Counselor Education and Supervision (ExCES)
School of Education
Louis Jocelyn Gregoire
burnout, counseling, counselor, grit, mindset, self-efficacy
Due to the challenging nature of their work, counselors are highly susceptible to burnout. Given the high prevalence of burnout in the profession, it is important to identify and better understand potential safeguards against it. Counselor self-efficacy is one factor that has been found to function as a safeguard; however, there has been little research that examines personality factors that may influence counselor self-efficacy and serve as buffers against burnout. Prior to this study, the constructs of mindset and grit, which have been found in the broader fields of educational and social psychology to promote self-efficacy and performance, have not been examined in the counseling field. This study proposed and investigated a theory-based process model that describes the roles that grit and mindset play in reducing burnout and increasing counselor self-efficacy. Participants were self-identified counselors who completed an online survey composed of demographic questions and established measures of each of the constructs under investigation. Results indicated that there is a moderate-to-strong negative relationship between counselor self-efficacy and burnout and that mindset and grit both have a small-to-moderate positive relationship with counselor self-efficacy.
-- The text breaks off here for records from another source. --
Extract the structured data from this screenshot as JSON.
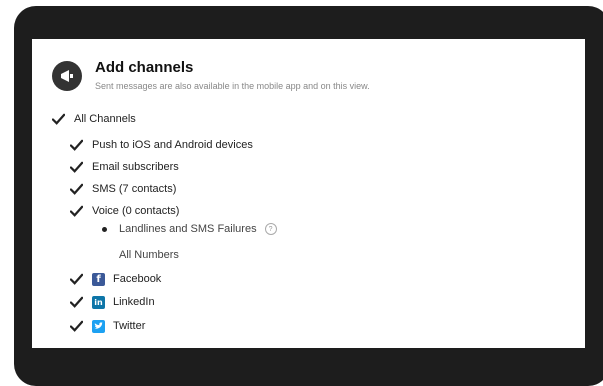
{
  "header": {
    "title": "Add channels",
    "subtitle": "Sent messages are also available in the mobile app and on this view."
  },
  "channels": {
    "all": "All Channels",
    "push": "Push to iOS and Android devices",
    "email": "Email subscribers",
    "sms": "SMS (7 contacts)",
    "voice": "Voice (0 contacts)",
    "landlines": "Landlines and SMS Failures",
    "all_numbers": "All Numbers",
    "facebook": "Facebook",
    "linkedin": "LinkedIn",
    "twitter": "Twitter"
  },
  "icons": {
    "header": "megaphone-icon",
    "check": "checkmark-icon",
    "help": "help-icon",
    "facebook": "facebook-icon",
    "linkedin": "linkedin-icon",
    "twitter": "twitter-icon"
  },
  "colors": {
    "facebook": "#3b5998",
    "linkedin": "#0e76a8",
    "twitter": "#1da1f2",
    "frame": "#1d1d1d"
  }
}
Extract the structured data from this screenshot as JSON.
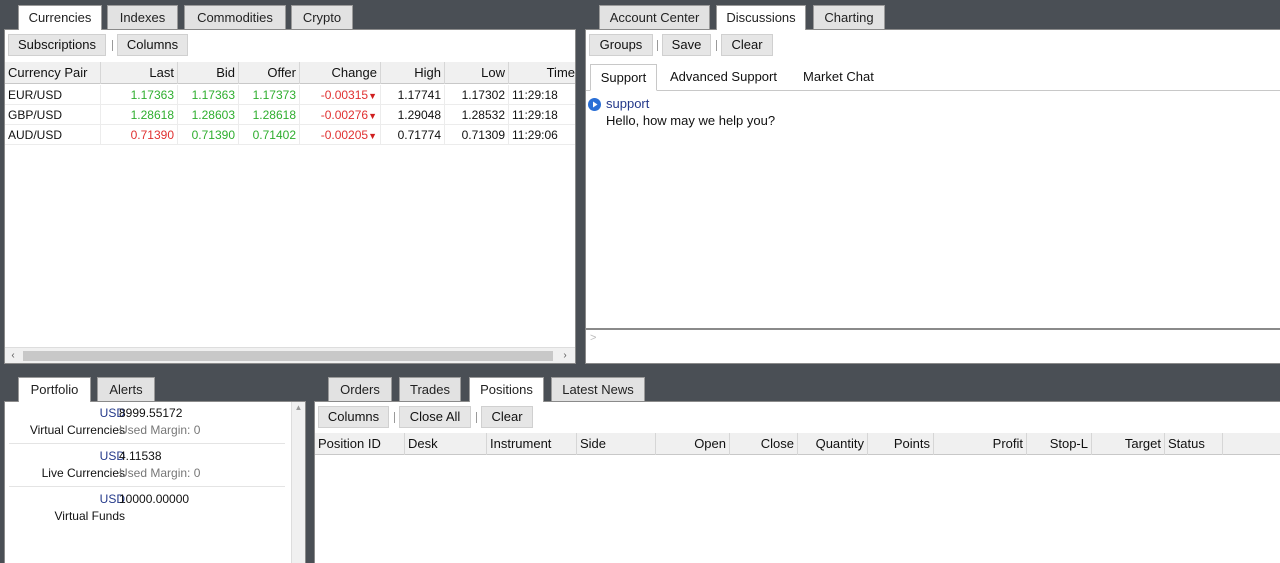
{
  "market_tabs": [
    "Currencies",
    "Indexes",
    "Commodities",
    "Crypto"
  ],
  "market_toolbar": {
    "subscriptions": "Subscriptions",
    "columns": "Columns"
  },
  "market_columns": [
    "Currency Pair",
    "Last",
    "Bid",
    "Offer",
    "Change",
    "High",
    "Low",
    "Time"
  ],
  "market_rows": [
    {
      "pair": "EUR/USD",
      "last": "1.17363",
      "bid": "1.17363",
      "offer": "1.17373",
      "change": "-0.00315",
      "high": "1.17741",
      "low": "1.17302",
      "time": "11:29:18"
    },
    {
      "pair": "GBP/USD",
      "last": "1.28618",
      "bid": "1.28603",
      "offer": "1.28618",
      "change": "-0.00276",
      "high": "1.29048",
      "low": "1.28532",
      "time": "11:29:18"
    },
    {
      "pair": "AUD/USD",
      "last": "0.71390",
      "bid": "0.71390",
      "offer": "0.71402",
      "change": "-0.00205",
      "high": "0.71774",
      "low": "0.71309",
      "time": "11:29:06"
    }
  ],
  "arrow_down": "▼",
  "scroll": {
    "left": "‹",
    "right": "›",
    "up": "▲"
  },
  "right_tabs": [
    "Account Center",
    "Discussions",
    "Charting"
  ],
  "discussions_toolbar": {
    "groups": "Groups",
    "save": "Save",
    "clear": "Clear"
  },
  "chat_tabs": [
    "Support",
    "Advanced Support",
    "Market Chat"
  ],
  "chat_messages": [
    {
      "sender": "support",
      "text": "Hello, how may we help you?"
    }
  ],
  "chat_prompt": ">",
  "portfolio_tabs": [
    "Portfolio",
    "Alerts"
  ],
  "portfolio": [
    {
      "currency": "USD",
      "amount": "8999.55172",
      "label": "Virtual Currencies",
      "margin": "Used Margin:  0"
    },
    {
      "currency": "USD",
      "amount": "4.11538",
      "label": "Live Currencies",
      "margin": "Used Margin:  0"
    },
    {
      "currency": "USD",
      "amount": "10000.00000",
      "label": "Virtual Funds",
      "margin": ""
    }
  ],
  "orders_tabs": [
    "Orders",
    "Trades",
    "Positions",
    "Latest News"
  ],
  "positions_toolbar": {
    "columns": "Columns",
    "close_all": "Close All",
    "clear": "Clear"
  },
  "positions_columns": [
    "Position ID",
    "Desk",
    "Instrument",
    "Side",
    "Open",
    "Close",
    "Quantity",
    "Points",
    "Profit",
    "Stop-L",
    "Target",
    "Status"
  ],
  "colors": {
    "background": "#4a4f55",
    "positive": "#2fae2f",
    "negative": "#e03030",
    "link": "#24398a"
  }
}
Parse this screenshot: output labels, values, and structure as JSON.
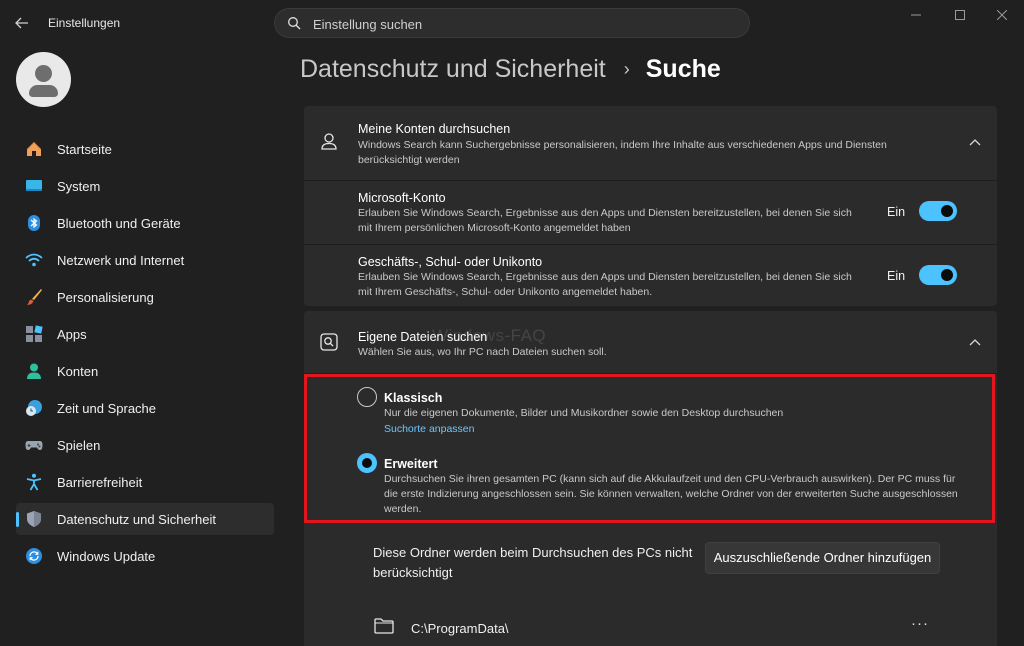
{
  "titlebar": {
    "app_title": "Einstellungen",
    "search_placeholder": "Einstellung suchen"
  },
  "sidebar": {
    "items": [
      {
        "label": "Startseite",
        "icon": "home-icon"
      },
      {
        "label": "System",
        "icon": "monitor-icon"
      },
      {
        "label": "Bluetooth und Geräte",
        "icon": "bluetooth-icon"
      },
      {
        "label": "Netzwerk und Internet",
        "icon": "wifi-icon"
      },
      {
        "label": "Personalisierung",
        "icon": "brush-icon"
      },
      {
        "label": "Apps",
        "icon": "apps-icon"
      },
      {
        "label": "Konten",
        "icon": "person-icon"
      },
      {
        "label": "Zeit und Sprache",
        "icon": "clock-globe-icon"
      },
      {
        "label": "Spielen",
        "icon": "gamepad-icon"
      },
      {
        "label": "Barrierefreiheit",
        "icon": "accessibility-icon"
      },
      {
        "label": "Datenschutz und Sicherheit",
        "icon": "shield-icon",
        "active": true
      },
      {
        "label": "Windows Update",
        "icon": "update-icon"
      }
    ]
  },
  "breadcrumb": {
    "parent": "Datenschutz und Sicherheit",
    "separator": "›",
    "current": "Suche"
  },
  "accounts_card": {
    "title": "Meine Konten durchsuchen",
    "description": "Windows Search kann Suchergebnisse personalisieren, indem Ihre Inhalte aus verschiedenen Apps und Diensten berücksichtigt werden",
    "rows": [
      {
        "title": "Microsoft-Konto",
        "description": "Erlauben Sie Windows Search, Ergebnisse aus den Apps und Diensten bereitzustellen, bei denen Sie sich mit Ihrem persönlichen Microsoft-Konto angemeldet haben",
        "state": "Ein"
      },
      {
        "title": "Geschäfts-, Schul- oder Unikonto",
        "description": "Erlauben Sie Windows Search, Ergebnisse aus den Apps und Diensten bereitzustellen, bei denen Sie sich mit Ihrem Geschäfts-, Schul- oder Unikonto angemeldet haben.",
        "state": "Ein"
      }
    ]
  },
  "files_card": {
    "title": "Eigene Dateien suchen",
    "description": "Wählen Sie aus, wo Ihr PC nach Dateien suchen soll.",
    "options": [
      {
        "title": "Klassisch",
        "description": "Nur die eigenen Dokumente, Bilder und Musikordner sowie den Desktop durchsuchen",
        "link": "Suchorte anpassen",
        "selected": false
      },
      {
        "title": "Erweitert",
        "description": "Durchsuchen Sie ihren gesamten PC (kann sich auf die Akkulaufzeit und den CPU-Verbrauch auswirken). Der PC muss für die erste Indizierung angeschlossen sein. Sie können verwalten, welche Ordner von der erweiterten Suche ausgeschlossen werden.",
        "selected": true
      }
    ]
  },
  "excluded": {
    "text": "Diese Ordner werden beim Durchsuchen des PCs nicht berücksichtigt",
    "button": "Auszuschließende Ordner hinzufügen",
    "folders": [
      "C:\\ProgramData\\"
    ],
    "more": "···"
  },
  "watermark": "Windows-FAQ",
  "colors": {
    "accent": "#4cc2ff",
    "highlight_border": "#e3161f",
    "background": "#202020",
    "card": "#2b2b2b"
  }
}
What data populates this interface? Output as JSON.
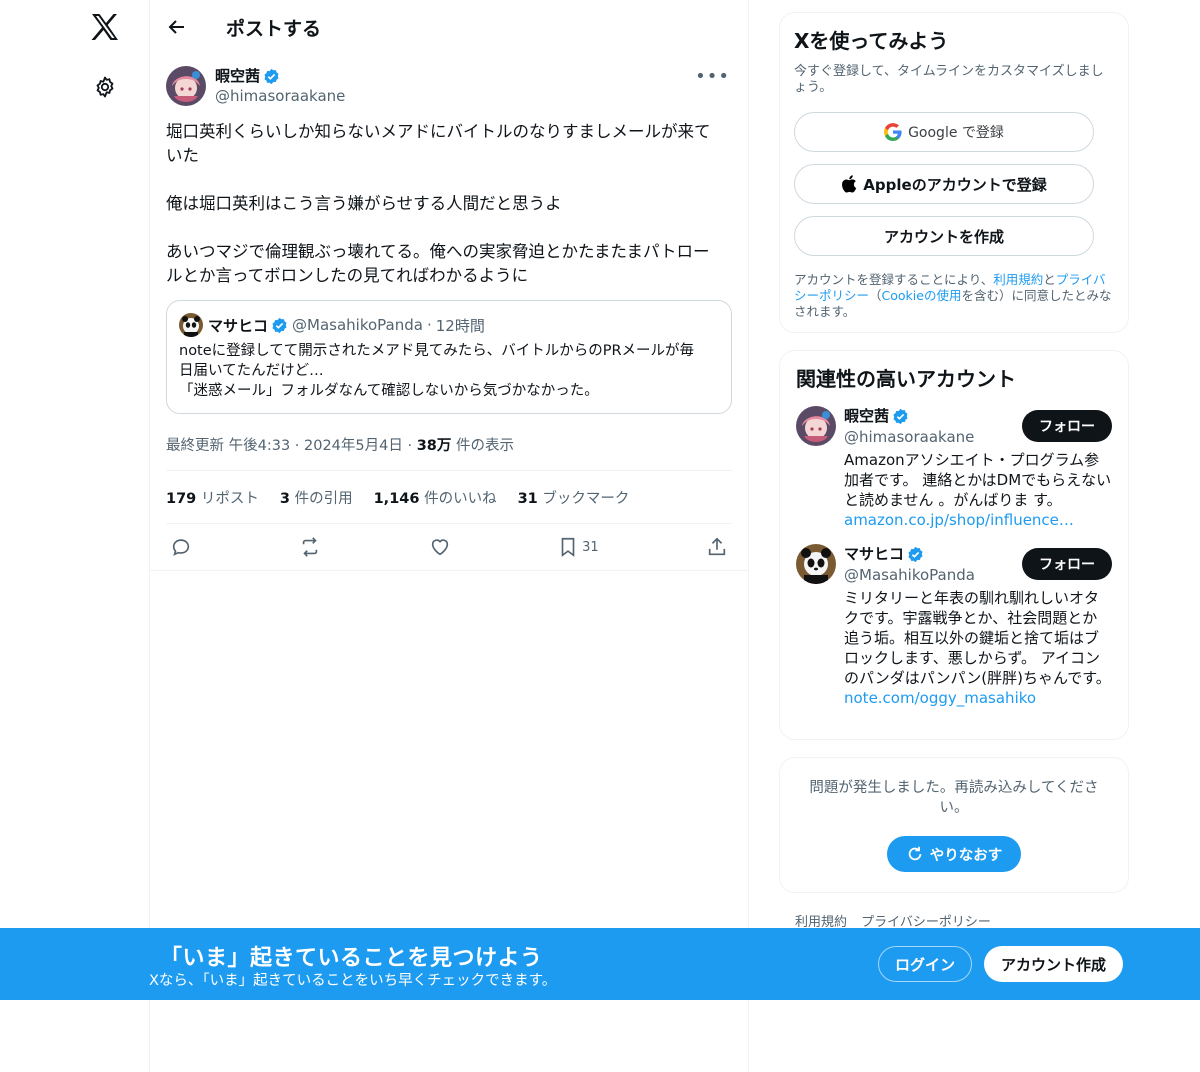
{
  "nav": {
    "logo_icon": "x-logo-icon",
    "settings_icon": "gear-icon"
  },
  "header": {
    "title": "ポストする"
  },
  "post": {
    "author_name": "暇空茜",
    "author_handle": "@himasoraakane",
    "text": "堀口英利くらいしか知らないメアドにバイトルのなりすましメールが来て\nいた\n\n俺は堀口英利はこう言う嫌がらせする人間だと思うよ\n\nあいつマジで倫理観ぶっ壊れてる。俺への実家脅迫とかたまたまパトロー\nルとか言ってボロンしたの見てればわかるように",
    "quote": {
      "name": "マサヒコ",
      "handle": "@MasahikoPanda",
      "time": "12時間",
      "text": "noteに登録してて開示されたメアド見てみたら、バイトルからのPRメールが毎\n日届いてたんだけど…\n「迷惑メール」フォルダなんて確認しないから気づかなかった。"
    },
    "meta_time": "最終更新 午後4:33 · 2024年5月4日 · ",
    "views_count": "38万",
    "views_label": " 件の表示",
    "stats": {
      "reposts_count": "179",
      "reposts_label": " リポスト",
      "quotes_count": "3",
      "quotes_label": " 件の引用",
      "likes_count": "1,146",
      "likes_label": " 件のいいね",
      "bookmarks_count": "31",
      "bookmarks_label": " ブックマーク"
    },
    "bookmark_action_count": "31"
  },
  "signup_card": {
    "title": "Xを使ってみよう",
    "subtitle": "今すぐ登録して、タイムラインをカスタマイズしましょう。",
    "google_label": "Google で登録",
    "apple_label": "Appleのアカウントで登録",
    "create_label": "アカウントを作成",
    "legal_prefix": "アカウントを登録することにより、",
    "legal_terms": "利用規約",
    "legal_and": "と",
    "legal_privacy": "プライバシーポリシー",
    "legal_mid": "（",
    "legal_cookie": "Cookieの使用",
    "legal_suffix": "を含む）に同意したとみなされます。"
  },
  "related_card": {
    "title": "関連性の高いアカウント",
    "follow_label": "フォロー",
    "accounts": [
      {
        "name": "暇空茜",
        "handle": "@himasoraakane",
        "bio": "Amazonアソシエイト・プログラム参加者です。 連絡とかはDMでもらえないと読めません 。がんばりま す。",
        "link": "amazon.co.jp/shop/influence…"
      },
      {
        "name": "マサヒコ",
        "handle": "@MasahikoPanda",
        "bio": "ミリタリーと年表の馴れ馴れしいオタクです。宇露戦争とか、社会問題とか追う垢。相互以外の鍵垢と捨て垢はブロックします、悪しからず。 アイコンのパンダはパンパン(胖胖)ちゃんです。",
        "link": "note.com/oggy_masahiko"
      }
    ]
  },
  "error_card": {
    "text": "問題が発生しました。再読み込みしてください。",
    "retry_label": "やりなおす"
  },
  "footer": {
    "terms": "利用規約",
    "privacy": "プライバシーポリシー"
  },
  "banner": {
    "title": "「いま」起きていることを見つけよう",
    "subtitle": "Xなら、「いま」起きていることをいち早くチェックできます。",
    "login_label": "ログイン",
    "create_label": "アカウント作成"
  },
  "colors": {
    "accent": "#1d9bf0",
    "text": "#0f1419",
    "muted": "#536471",
    "border": "#eff3f4"
  }
}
Practical implications and future directions for research are presented.
Novotny, B. (2016). Beyond skill: The role of mindset and grit in reducing counselor burnout (Doctoral dissertation, Duquesne University). Retrieved from http://ddc.duq.edu/etd/102